Monday, February 11, 2008

US Spying in Bolivia

The U.S. embassy in Bolivia has been asking its Fulbright scholars and Peace Corps volunteers to spy on Cuban and Venezuelan doctors working in that country.

This is shocking and unacceptable. Asking the Fulbrights to do it is despicable. These are scholars that are supposed to build stronger relations between the United States and their host country through their scholarship. That the Embassy would be so stupid as to ask them to spy is shocking. Academics studying in Bolivia are predominantly on the left and big time critics of U.S. foreign policy. They are articulate and have access to media. Did the Embassy really think they could get away with this? Idiots.

This is also incredibly damaging to the Peace Corps. Since the Peace Corps' founding in 1961, it clearly served U.S. foreign policy interests. Most Peace Corps volunteers are good people trying to help people out in the developing world while also taking part in a unique experience of their own. However, I know from Peace Corps volunteers that the CIA has placed operatives within the organization in the past and probably are in the present. I'm not sure what the documentation is on this, but I am getting this from first-hand sources. The Peace Corps was intended to further U.S. policy, but they have always tread a delicate line with their host countries, keeping their volunteers away from such obvious and heavy-handed interference.

This could also fairly seriously hurt U.S.-Bolivia relations. Not that we have a huge economic interest there, but a Cuba-Venezuela-Bolivia bloc is a fairly important anti-American force. Moreover, I am planning on going to Bolivia this summer. I'm going to be extra angry at Bush and the fools in the State Department if they screw up my travel plans.

I have a source that might have a good bit more information.

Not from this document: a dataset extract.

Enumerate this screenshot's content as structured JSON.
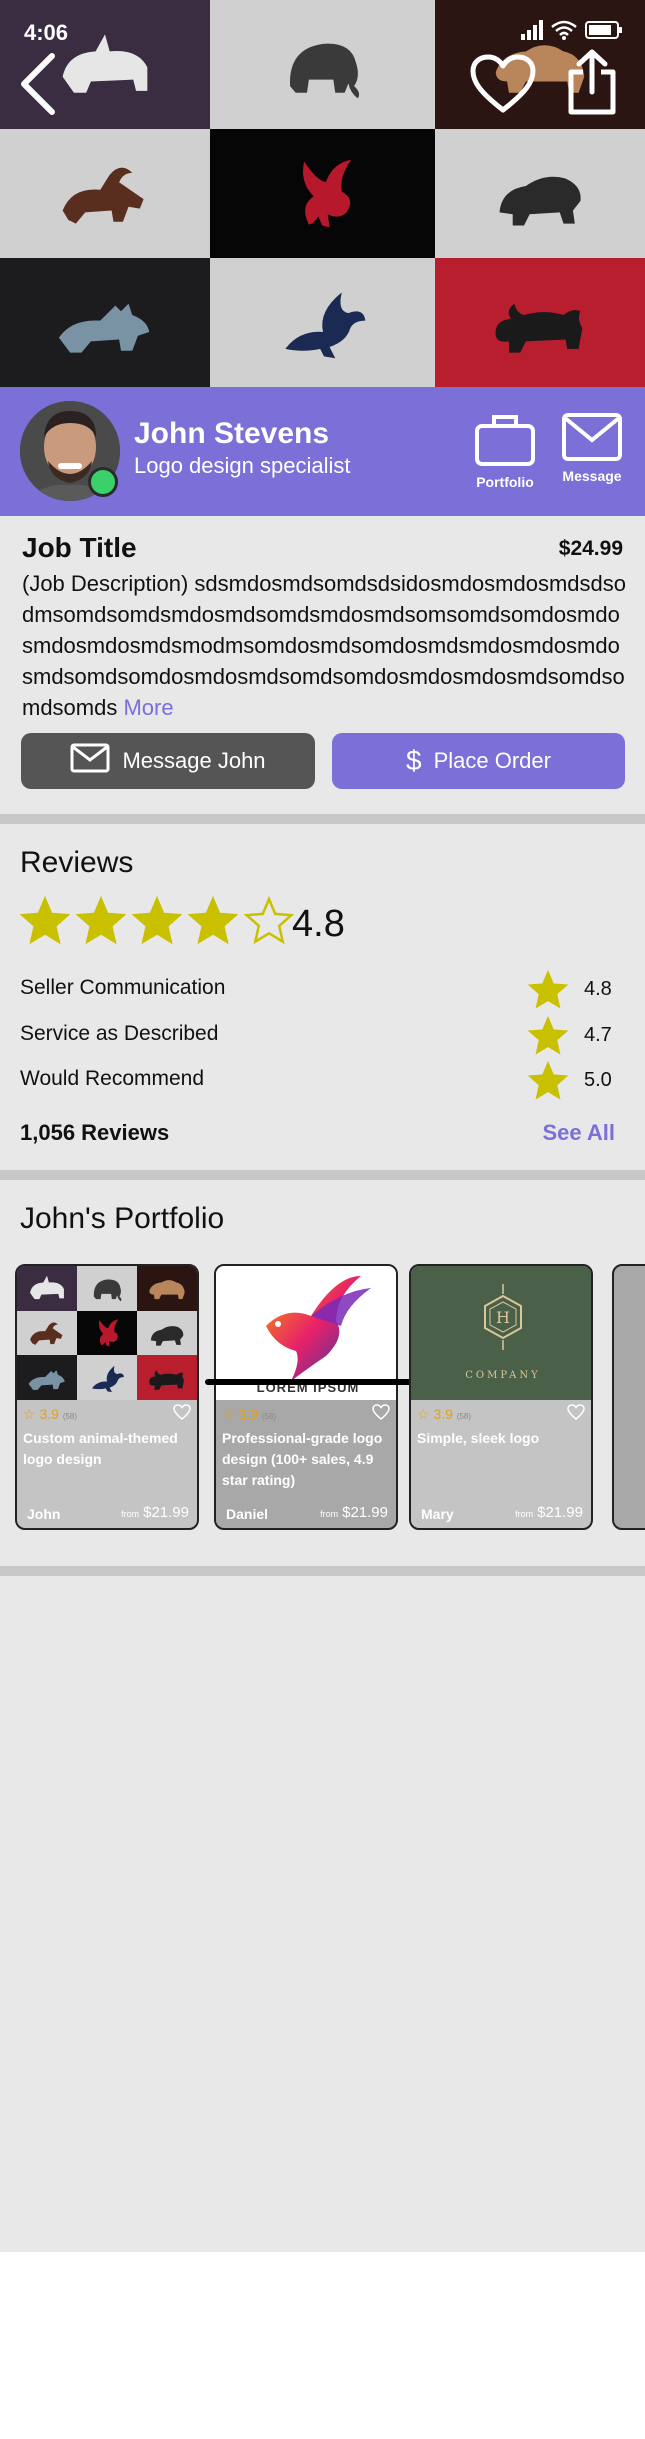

I'm trying to mine that now; if I have any luck, I will be sure to write more about this.

In any case, what a disgrace.